**EXERCISE DIRECTIONS**
Go through the entries below and count the lines where "cards" occurs. Give nothing but that number.

(DATA FOR PROCESSING Opens)

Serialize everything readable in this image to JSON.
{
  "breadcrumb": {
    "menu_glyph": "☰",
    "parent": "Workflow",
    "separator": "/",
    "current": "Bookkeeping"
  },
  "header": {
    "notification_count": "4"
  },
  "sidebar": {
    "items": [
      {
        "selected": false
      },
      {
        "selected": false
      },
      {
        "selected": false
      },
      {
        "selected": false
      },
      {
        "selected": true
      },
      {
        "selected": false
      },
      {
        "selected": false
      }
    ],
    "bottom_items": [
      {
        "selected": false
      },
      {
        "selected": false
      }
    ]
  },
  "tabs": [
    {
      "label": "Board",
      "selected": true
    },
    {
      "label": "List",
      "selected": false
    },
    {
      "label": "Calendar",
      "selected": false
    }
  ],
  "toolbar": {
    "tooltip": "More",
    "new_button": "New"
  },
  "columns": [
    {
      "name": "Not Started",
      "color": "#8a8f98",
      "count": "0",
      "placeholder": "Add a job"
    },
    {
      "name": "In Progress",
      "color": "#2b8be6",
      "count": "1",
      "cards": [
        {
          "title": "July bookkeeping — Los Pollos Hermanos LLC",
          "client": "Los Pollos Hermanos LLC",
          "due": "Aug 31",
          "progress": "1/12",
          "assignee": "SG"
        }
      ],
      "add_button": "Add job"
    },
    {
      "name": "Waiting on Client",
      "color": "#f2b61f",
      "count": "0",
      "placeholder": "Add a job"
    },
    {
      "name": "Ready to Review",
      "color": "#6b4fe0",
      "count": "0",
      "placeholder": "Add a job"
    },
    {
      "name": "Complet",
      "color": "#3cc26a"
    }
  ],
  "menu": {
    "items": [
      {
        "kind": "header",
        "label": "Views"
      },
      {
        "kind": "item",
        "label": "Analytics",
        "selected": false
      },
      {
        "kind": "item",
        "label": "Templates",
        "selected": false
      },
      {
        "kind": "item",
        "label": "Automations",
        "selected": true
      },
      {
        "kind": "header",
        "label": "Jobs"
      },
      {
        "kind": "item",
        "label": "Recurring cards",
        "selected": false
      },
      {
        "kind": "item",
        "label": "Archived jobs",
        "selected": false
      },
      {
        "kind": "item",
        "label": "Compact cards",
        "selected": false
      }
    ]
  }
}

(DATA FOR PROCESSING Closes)

**TASK SOLUTION**
3